• **Records for this exercise**:
== Segment start ==

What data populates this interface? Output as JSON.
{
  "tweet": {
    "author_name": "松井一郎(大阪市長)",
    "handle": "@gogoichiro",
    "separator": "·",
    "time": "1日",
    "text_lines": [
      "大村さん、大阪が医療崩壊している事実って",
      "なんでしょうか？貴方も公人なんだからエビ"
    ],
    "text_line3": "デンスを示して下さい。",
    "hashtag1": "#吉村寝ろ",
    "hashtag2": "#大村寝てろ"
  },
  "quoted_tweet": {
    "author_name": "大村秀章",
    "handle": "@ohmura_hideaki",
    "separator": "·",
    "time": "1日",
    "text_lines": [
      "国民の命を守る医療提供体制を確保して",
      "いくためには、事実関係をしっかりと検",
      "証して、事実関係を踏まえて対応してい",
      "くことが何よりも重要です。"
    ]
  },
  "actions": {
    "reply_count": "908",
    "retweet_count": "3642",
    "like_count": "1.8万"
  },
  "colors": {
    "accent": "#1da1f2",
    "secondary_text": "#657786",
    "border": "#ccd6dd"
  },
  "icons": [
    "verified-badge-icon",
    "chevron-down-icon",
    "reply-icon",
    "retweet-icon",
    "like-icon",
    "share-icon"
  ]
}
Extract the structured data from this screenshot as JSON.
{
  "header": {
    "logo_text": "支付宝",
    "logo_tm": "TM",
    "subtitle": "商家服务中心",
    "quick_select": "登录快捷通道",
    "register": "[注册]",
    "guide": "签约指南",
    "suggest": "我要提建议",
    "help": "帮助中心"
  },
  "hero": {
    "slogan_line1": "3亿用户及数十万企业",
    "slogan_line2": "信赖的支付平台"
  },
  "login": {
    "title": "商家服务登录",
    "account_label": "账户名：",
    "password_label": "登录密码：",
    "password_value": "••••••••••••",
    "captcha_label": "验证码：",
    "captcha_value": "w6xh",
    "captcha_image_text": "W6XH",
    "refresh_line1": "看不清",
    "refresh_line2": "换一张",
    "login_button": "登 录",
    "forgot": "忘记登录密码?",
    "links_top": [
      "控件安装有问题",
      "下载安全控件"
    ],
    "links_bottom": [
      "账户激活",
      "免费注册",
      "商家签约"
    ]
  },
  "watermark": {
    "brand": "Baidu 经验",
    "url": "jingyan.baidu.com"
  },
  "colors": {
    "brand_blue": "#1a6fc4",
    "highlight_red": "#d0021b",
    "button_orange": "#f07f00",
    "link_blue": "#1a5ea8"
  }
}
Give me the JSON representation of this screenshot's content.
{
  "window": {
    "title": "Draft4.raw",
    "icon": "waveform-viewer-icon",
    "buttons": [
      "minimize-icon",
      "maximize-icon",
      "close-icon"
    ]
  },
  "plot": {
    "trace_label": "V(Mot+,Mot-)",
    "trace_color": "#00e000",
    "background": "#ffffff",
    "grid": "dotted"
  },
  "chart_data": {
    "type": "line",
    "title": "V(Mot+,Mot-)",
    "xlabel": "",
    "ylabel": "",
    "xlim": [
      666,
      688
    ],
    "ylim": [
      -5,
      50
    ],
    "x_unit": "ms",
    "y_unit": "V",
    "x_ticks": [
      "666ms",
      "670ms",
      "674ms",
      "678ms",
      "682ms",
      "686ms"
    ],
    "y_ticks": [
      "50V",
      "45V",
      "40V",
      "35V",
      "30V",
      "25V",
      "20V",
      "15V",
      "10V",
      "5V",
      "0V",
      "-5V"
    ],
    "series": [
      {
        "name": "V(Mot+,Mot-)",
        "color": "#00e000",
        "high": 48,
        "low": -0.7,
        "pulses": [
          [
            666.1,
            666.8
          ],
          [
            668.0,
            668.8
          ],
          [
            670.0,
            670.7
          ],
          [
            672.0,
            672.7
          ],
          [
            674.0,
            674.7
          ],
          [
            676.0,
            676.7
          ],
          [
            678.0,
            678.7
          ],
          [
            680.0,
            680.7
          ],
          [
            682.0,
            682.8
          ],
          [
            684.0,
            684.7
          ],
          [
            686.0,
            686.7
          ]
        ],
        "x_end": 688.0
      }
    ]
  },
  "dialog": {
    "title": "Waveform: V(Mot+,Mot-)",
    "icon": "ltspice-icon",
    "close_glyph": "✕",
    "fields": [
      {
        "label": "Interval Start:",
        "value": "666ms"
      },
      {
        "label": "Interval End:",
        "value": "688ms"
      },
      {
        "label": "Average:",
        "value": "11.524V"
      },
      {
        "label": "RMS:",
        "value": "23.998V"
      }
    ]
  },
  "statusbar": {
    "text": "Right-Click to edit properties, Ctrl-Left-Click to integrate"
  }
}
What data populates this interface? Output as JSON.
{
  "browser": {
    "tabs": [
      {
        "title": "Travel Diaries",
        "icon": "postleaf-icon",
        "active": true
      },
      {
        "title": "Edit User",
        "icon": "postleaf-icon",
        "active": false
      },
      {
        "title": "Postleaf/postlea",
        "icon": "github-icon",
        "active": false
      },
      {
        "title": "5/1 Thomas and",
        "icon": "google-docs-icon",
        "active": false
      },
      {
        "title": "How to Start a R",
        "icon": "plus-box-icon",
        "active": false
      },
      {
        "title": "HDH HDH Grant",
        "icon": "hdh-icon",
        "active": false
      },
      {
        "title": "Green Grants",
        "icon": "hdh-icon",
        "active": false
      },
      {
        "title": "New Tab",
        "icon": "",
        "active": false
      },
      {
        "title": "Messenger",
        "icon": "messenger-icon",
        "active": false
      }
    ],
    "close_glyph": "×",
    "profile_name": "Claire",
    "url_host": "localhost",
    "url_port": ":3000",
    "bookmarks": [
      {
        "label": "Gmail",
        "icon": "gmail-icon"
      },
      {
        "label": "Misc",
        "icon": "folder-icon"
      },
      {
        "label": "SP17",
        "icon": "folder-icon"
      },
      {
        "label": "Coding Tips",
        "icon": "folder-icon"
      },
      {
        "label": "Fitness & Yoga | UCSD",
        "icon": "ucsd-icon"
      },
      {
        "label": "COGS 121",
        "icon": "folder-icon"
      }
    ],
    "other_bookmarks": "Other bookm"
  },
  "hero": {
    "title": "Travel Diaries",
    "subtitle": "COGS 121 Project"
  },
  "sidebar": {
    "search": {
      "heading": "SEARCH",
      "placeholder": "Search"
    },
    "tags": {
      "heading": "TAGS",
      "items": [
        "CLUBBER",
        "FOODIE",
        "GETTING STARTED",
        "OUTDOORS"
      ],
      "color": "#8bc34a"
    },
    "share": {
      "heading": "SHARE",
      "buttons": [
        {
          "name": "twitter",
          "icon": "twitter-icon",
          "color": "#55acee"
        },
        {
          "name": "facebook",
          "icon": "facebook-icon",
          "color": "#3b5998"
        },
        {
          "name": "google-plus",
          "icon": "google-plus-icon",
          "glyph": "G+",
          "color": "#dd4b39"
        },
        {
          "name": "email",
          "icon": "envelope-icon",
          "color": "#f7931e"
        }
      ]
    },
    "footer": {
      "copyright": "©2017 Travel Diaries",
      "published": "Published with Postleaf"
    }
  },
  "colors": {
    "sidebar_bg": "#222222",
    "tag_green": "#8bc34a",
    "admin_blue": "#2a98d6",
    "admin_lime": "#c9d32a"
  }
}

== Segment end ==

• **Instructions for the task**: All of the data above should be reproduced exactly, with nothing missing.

• **Finished exercise**:
What data populates this interface? Output as JSON.
{
  "tweet": {
    "author_name": "松井一郎(大阪市長)",
    "handle": "@gogoichiro",
    "separator": "·",
    "time": "1日",
    "text_lines": [
      "大村さん、大阪が医療崩壊している事実って",
      "なんでしょうか？貴方も公人なんだからエビ"
    ],
    "text_line3": "デンスを示して下さい。",
    "hashtag1": "#吉村寝ろ",
    "hashtag2": "#大村寝てろ"
  },
  "quoted_tweet": {
    "author_name": "大村秀章",
    "handle": "@ohmura_hideaki",
    "separator": "·",
    "time": "1日",
    "text_lines": [
      "国民の命を守る医療提供体制を確保して",
      "いくためには、事実関係をしっかりと検",
      "証して、事実関係を踏まえて対応してい",
      "くことが何よりも重要です。"
    ]
  },
  "actions": {
    "reply_count": "908",
    "retweet_count": "3642",
    "like_count": "1.8万"
  },
  "colors": {
    "accent": "#1da1f2",
    "secondary_text": "#657786",
    "border": "#ccd6dd"
  },
  "icons": [
    "verified-badge-icon",
    "chevron-down-icon",
    "reply-icon",
    "retweet-icon",
    "like-icon",
    "share-icon"
  ]
}
Extract the structured data from this screenshot as JSON.
{
  "header": {
    "logo_text": "支付宝",
    "logo_tm": "TM",
    "subtitle": "商家服务中心",
    "quick_select": "登录快捷通道",
    "register": "[注册]",
    "guide": "签约指南",
    "suggest": "我要提建议",
    "help": "帮助中心"
  },
  "hero": {
    "slogan_line1": "3亿用户及数十万企业",
    "slogan_line2": "信赖的支付平台"
  },
  "login": {
    "title": "商家服务登录",
    "account_label": "账户名：",
    "password_label": "登录密码：",
    "password_value": "••••••••••••",
    "captcha_label": "验证码：",
    "captcha_value": "w6xh",
    "captcha_image_text": "W6XH",
    "refresh_line1": "看不清",
    "refresh_line2": "换一张",
    "login_button": "登 录",
    "forgot": "忘记登录密码?",
    "links_top": [
      "控件安装有问题",
      "下载安全控件"
    ],
    "links_bottom": [
      "账户激活",
      "免费注册",
      "商家签约"
    ]
  },
  "watermark": {
    "brand": "Baidu 经验",
    "url": "jingyan.baidu.com"
  },
  "colors": {
    "brand_blue": "#1a6fc4",
    "highlight_red": "#d0021b",
    "button_orange": "#f07f00",
    "link_blue": "#1a5ea8"
  }
}
Give me the JSON representation of this screenshot's content.
{
  "window": {
    "title": "Draft4.raw",
    "icon": "waveform-viewer-icon",
    "buttons": [
      "minimize-icon",
      "maximize-icon",
      "close-icon"
    ]
  },
  "plot": {
    "trace_label": "V(Mot+,Mot-)",
    "trace_color": "#00e000",
    "background": "#ffffff",
    "grid": "dotted"
  },
  "chart_data": {
    "type": "line",
    "title": "V(Mot+,Mot-)",
    "xlabel": "",
    "ylabel": "",
    "xlim": [
      666,
      688
    ],
    "ylim": [
      -5,
      50
    ],
    "x_unit": "ms",
    "y_unit": "V",
    "x_ticks": [
      "666ms",
      "670ms",
      "674ms",
      "678ms",
      "682ms",
      "686ms"
    ],
    "y_ticks": [
      "50V",
      "45V",
      "40V",
      "35V",
      "30V",
      "25V",
      "20V",
      "15V",
      "10V",
      "5V",
      "0V",
      "-5V"
    ],
    "series": [
      {
        "name": "V(Mot+,Mot-)",
        "color": "#00e000",
        "high": 48,
        "low": -0.7,
        "pulses": [
          [
            666.1,
            666.8
          ],
          [
            668.0,
            668.8
          ],
          [
            670.0,
            670.7
          ],
          [
            672.0,
            672.7
          ],
          [
            674.0,
            674.7
          ],
          [
            676.0,
            676.7
          ],
          [
            678.0,
            678.7
          ],
          [
            680.0,
            680.7
          ],
          [
            682.0,
            682.8
          ],
          [
            684.0,
            684.7
          ],
          [
            686.0,
            686.7
          ]
        ],
        "x_end": 688.0
      }
    ]
  },
  "dialog": {
    "title": "Waveform: V(Mot+,Mot-)",
    "icon": "ltspice-icon",
    "close_glyph": "✕",
    "fields": [
      {
        "label": "Interval Start:",
        "value": "666ms"
      },
      {
        "label": "Interval End:",
        "value": "688ms"
      },
      {
        "label": "Average:",
        "value": "11.524V"
      },
      {
        "label": "RMS:",
        "value": "23.998V"
      }
    ]
  },
  "statusbar": {
    "text": "Right-Click to edit properties, Ctrl-Left-Click to integrate"
  }
}
What data populates this interface? Output as JSON.
{
  "browser": {
    "tabs": [
      {
        "title": "Travel Diaries",
        "icon": "postleaf-icon",
        "active": true
      },
      {
        "title": "Edit User",
        "icon": "postleaf-icon",
        "active": false
      },
      {
        "title": "Postleaf/postlea",
        "icon": "github-icon",
        "active": false
      },
      {
        "title": "5/1 Thomas and",
        "icon": "google-docs-icon",
        "active": false
      },
      {
        "title": "How to Start a R",
        "icon": "plus-box-icon",
        "active": false
      },
      {
        "title": "HDH HDH Grant",
        "icon": "hdh-icon",
        "active": false
      },
      {
        "title": "Green Grants",
        "icon": "hdh-icon",
        "active": false
      },
      {
        "title": "New Tab",
        "icon": "",
        "active": false
      },
      {
        "title": "Messenger",
        "icon": "messenger-icon",
        "active": false
      }
    ],
    "close_glyph": "×",
    "profile_name": "Claire",
    "url_host": "localhost",
    "url_port": ":3000",
    "bookmarks": [
      {
        "label": "Gmail",
        "icon": "gmail-icon"
      },
      {
        "label": "Misc",
        "icon": "folder-icon"
      },
      {
        "label": "SP17",
        "icon": "folder-icon"
      },
      {
        "label": "Coding Tips",
        "icon": "folder-icon"
      },
      {
        "label": "Fitness & Yoga | UCSD",
        "icon": "ucsd-icon"
      },
      {
        "label": "COGS 121",
        "icon": "folder-icon"
      }
    ],
    "other_bookmarks": "Other bookm"
  },
  "hero": {
    "title": "Travel Diaries",
    "subtitle": "COGS 121 Project"
  },
  "sidebar": {
    "search": {
      "heading": "SEARCH",
      "placeholder": "Search"
    },
    "tags": {
      "heading": "TAGS",
      "items": [
        "CLUBBER",
        "FOODIE",
        "GETTING STARTED",
        "OUTDOORS"
      ],
      "color": "#8bc34a"
    },
    "share": {
      "heading": "SHARE",
      "buttons": [
        {
          "name": "twitter",
          "icon": "twitter-icon",
          "color": "#55acee"
        },
        {
          "name": "facebook",
          "icon": "facebook-icon",
          "color": "#3b5998"
        },
        {
          "name": "google-plus",
          "icon": "google-plus-icon",
          "glyph": "G+",
          "color": "#dd4b39"
        },
        {
          "name": "email",
          "icon": "envelope-icon",
          "color": "#f7931e"
        }
      ]
    },
    "footer": {
      "copyright": "©2017 Travel Diaries",
      "published": "Published with Postleaf"
    }
  },
  "colors": {
    "sidebar_bg": "#222222",
    "tag_green": "#8bc34a",
    "admin_blue": "#2a98d6",
    "admin_lime": "#c9d32a"
  }
}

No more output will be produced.